FARM INCOMES in the ten new EU member states have rocketed, latest data from EU statistics agency Eurostat has revealed.

While overall income per agricultural worker in the EU-25 improved by just 3% during 2004, in the ten accession countries the increase came to 54%.

The Czech Republic topped the ranking with a massive 108% income gain, followed by Poland at 74%.

“These results are excellent news for European farmers, particularly in the new member states,” said agriculture commissioner Mariann Fischer Boel.

“They show that the concerns voiced by some in the lead-up to enlargement were unfounded.”

The main factors behind the increases were a sharp improvement in market conditions, accounting for around 60 % of the rise, and a boost in the level of public support, making up the rest.

According to Eurostat, subsidies to farmers in the ten new member states increased by 244% to around €3bn (£2.1bn), including national top-ups.

Mrs Fischer Boel also expressed satisfaction that farm incomes had made some improvement in the EU-15, rising 0.8% in 2004.

“I‘m delighted that real farm income in the ‘old’ member states has returned to its long-term upward trend,” she said.

“I am certain that all EU farmers will be able to build on this success as the new CAP reforms come on stream.”

Of the EU-15 countries, the biggest income gains were posted by Germany (+17%) and Denmark (+12%).

The main factor contributing to the increase was the sharp rise in harvest output, notably for the cereal, oilseed, wine, olive oil and potato sectors.

Total volume of crop production rose by 12.5% which outweighed the decrease in real crop prices (-8.4%).

An increase in the real value of animal production was also recorded, in particular for pork and poultry, up 7% and 4% respectively.

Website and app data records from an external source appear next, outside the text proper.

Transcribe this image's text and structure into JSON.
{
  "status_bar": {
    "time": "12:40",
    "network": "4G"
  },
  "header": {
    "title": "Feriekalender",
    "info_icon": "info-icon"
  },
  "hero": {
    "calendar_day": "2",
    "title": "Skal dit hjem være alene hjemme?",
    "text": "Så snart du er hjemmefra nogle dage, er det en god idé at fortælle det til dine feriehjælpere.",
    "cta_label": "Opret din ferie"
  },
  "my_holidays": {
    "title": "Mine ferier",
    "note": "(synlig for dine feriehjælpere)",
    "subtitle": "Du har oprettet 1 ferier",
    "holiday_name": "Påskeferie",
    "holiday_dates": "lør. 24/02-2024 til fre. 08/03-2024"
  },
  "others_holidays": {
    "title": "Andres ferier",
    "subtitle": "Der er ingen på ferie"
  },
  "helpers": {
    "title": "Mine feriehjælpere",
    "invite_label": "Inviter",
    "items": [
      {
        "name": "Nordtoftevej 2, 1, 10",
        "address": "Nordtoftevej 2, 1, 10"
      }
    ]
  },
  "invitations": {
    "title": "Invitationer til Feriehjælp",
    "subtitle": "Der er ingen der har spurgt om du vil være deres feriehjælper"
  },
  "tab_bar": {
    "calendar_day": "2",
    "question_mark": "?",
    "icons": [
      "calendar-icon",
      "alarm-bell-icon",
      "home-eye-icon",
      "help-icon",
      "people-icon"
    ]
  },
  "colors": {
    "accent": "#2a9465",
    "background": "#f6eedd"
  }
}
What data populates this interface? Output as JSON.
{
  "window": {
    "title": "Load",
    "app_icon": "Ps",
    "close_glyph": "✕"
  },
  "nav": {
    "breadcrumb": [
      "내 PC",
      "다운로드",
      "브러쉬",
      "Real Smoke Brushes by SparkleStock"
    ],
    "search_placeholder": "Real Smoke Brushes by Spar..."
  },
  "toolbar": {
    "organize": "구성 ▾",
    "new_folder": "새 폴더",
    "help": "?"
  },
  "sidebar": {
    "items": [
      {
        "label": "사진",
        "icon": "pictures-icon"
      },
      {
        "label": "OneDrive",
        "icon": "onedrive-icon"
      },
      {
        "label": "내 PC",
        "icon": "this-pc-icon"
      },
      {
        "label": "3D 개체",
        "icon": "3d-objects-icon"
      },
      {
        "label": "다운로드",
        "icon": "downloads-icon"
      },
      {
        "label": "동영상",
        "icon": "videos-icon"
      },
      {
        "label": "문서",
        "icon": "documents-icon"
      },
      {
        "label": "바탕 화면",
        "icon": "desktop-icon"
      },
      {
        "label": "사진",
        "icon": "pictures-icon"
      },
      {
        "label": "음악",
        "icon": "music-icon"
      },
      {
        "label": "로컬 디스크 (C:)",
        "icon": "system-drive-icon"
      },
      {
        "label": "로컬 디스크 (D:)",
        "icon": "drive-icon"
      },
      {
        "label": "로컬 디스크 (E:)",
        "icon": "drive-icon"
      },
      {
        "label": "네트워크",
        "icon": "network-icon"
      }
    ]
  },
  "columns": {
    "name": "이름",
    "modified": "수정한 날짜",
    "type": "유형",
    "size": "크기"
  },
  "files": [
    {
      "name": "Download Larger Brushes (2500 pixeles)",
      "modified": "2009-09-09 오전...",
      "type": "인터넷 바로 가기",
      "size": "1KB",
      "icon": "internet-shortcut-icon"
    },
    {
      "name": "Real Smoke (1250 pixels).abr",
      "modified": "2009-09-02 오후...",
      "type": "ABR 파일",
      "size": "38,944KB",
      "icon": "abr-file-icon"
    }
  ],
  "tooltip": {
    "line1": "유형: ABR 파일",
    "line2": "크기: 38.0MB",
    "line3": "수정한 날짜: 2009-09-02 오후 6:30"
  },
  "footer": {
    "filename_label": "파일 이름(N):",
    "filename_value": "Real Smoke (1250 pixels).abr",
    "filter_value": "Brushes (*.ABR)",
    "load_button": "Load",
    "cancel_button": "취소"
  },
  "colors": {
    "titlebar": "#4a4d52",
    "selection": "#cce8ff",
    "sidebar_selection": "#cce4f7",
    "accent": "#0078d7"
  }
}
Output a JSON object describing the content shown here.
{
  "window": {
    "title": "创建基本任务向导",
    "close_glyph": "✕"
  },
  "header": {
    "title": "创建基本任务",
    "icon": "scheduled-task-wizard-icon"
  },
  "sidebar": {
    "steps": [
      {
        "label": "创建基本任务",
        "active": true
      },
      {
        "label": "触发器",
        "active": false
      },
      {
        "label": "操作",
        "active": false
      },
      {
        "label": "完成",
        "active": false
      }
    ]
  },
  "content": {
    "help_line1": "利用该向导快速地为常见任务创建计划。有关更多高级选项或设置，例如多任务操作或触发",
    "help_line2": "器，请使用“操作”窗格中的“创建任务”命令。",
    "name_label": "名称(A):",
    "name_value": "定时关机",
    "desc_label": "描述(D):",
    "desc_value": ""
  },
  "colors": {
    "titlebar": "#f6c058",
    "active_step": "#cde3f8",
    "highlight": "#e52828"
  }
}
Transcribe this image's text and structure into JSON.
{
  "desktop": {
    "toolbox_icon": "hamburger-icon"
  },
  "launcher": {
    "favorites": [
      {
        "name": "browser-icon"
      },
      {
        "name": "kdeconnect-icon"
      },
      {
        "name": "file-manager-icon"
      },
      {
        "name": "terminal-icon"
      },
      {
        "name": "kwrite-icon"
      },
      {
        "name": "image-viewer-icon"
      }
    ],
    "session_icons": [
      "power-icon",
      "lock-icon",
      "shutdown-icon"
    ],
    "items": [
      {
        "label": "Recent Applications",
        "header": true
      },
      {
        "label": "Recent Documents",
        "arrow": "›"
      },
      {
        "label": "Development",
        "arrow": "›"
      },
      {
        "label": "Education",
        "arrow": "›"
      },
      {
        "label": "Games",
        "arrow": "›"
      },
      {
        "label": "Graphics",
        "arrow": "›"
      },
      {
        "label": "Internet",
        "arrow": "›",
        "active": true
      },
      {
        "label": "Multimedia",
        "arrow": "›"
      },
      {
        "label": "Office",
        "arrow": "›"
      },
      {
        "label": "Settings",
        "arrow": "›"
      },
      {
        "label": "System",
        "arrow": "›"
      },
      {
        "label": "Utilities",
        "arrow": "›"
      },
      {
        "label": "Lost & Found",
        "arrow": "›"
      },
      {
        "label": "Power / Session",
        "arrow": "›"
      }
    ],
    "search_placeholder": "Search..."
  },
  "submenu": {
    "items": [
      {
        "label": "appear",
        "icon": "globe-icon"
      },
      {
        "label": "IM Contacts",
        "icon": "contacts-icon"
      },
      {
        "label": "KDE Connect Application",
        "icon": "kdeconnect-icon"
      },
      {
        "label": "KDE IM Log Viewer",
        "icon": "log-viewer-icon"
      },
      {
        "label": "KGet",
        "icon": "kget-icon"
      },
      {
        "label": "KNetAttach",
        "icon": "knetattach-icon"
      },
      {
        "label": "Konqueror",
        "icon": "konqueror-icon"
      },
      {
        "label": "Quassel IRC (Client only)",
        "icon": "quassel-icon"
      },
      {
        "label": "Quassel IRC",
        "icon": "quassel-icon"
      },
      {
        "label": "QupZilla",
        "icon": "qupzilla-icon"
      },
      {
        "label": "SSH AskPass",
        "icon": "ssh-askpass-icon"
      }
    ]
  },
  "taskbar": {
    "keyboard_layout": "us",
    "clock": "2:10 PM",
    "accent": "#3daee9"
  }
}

These favorable developments more than offset the strong rise in total input costs linked to the sharp increase in oil prices.